Task to carry out:
Reproduce the entries exactly, but keep the pictures out of the copy.

Dataset items:
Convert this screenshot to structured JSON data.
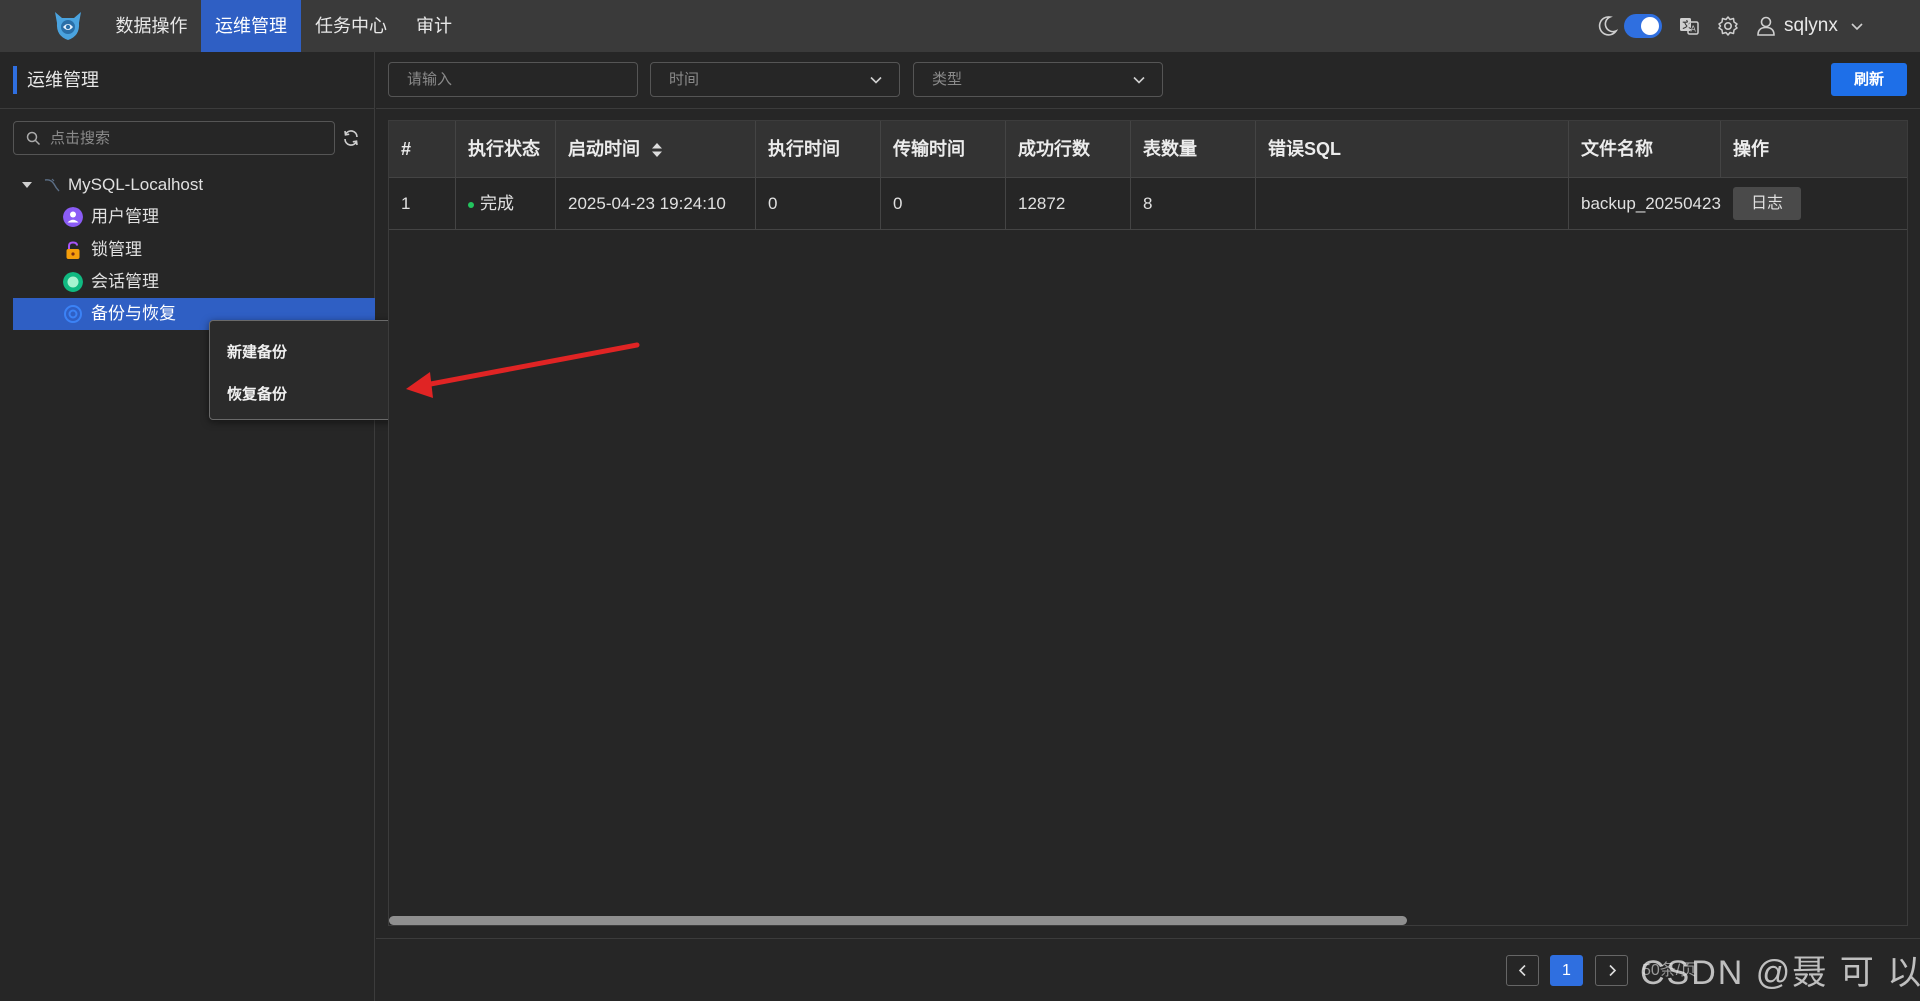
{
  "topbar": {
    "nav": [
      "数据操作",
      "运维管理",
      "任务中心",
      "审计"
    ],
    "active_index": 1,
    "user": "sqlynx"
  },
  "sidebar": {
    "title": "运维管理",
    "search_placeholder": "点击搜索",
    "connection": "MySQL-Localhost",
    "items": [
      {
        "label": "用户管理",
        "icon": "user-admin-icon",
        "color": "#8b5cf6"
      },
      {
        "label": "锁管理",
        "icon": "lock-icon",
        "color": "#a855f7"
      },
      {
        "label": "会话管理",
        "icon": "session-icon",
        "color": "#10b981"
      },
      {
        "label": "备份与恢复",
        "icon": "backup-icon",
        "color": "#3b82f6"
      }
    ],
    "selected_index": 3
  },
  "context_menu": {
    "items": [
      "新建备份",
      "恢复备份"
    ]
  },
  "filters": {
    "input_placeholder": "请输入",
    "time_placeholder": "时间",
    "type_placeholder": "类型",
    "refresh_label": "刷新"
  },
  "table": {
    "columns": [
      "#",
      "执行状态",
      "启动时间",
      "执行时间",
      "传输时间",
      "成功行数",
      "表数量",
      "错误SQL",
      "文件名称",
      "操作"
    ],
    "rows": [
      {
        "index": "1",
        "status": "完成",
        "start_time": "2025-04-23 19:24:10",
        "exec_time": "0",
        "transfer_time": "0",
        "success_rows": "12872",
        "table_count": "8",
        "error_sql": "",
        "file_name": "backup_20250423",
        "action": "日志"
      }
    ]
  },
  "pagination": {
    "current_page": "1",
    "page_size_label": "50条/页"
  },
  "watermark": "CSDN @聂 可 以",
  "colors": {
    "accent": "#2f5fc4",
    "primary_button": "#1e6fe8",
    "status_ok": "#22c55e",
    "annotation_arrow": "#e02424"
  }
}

Answer to the exercise:
Convert this screenshot to structured JSON data.
{
  "topbar": {
    "nav": [
      "数据操作",
      "运维管理",
      "任务中心",
      "审计"
    ],
    "active_index": 1,
    "user": "sqlynx"
  },
  "sidebar": {
    "title": "运维管理",
    "search_placeholder": "点击搜索",
    "connection": "MySQL-Localhost",
    "items": [
      {
        "label": "用户管理",
        "icon": "user-admin-icon",
        "color": "#8b5cf6"
      },
      {
        "label": "锁管理",
        "icon": "lock-icon",
        "color": "#a855f7"
      },
      {
        "label": "会话管理",
        "icon": "session-icon",
        "color": "#10b981"
      },
      {
        "label": "备份与恢复",
        "icon": "backup-icon",
        "color": "#3b82f6"
      }
    ],
    "selected_index": 3
  },
  "context_menu": {
    "items": [
      "新建备份",
      "恢复备份"
    ]
  },
  "filters": {
    "input_placeholder": "请输入",
    "time_placeholder": "时间",
    "type_placeholder": "类型",
    "refresh_label": "刷新"
  },
  "table": {
    "columns": [
      "#",
      "执行状态",
      "启动时间",
      "执行时间",
      "传输时间",
      "成功行数",
      "表数量",
      "错误SQL",
      "文件名称",
      "操作"
    ],
    "rows": [
      {
        "index": "1",
        "status": "完成",
        "start_time": "2025-04-23 19:24:10",
        "exec_time": "0",
        "transfer_time": "0",
        "success_rows": "12872",
        "table_count": "8",
        "error_sql": "",
        "file_name": "backup_20250423",
        "action": "日志"
      }
    ]
  },
  "pagination": {
    "current_page": "1",
    "page_size_label": "50条/页"
  },
  "watermark": "CSDN @聂 可 以",
  "colors": {
    "accent": "#2f5fc4",
    "primary_button": "#1e6fe8",
    "status_ok": "#22c55e",
    "annotation_arrow": "#e02424"
  }
}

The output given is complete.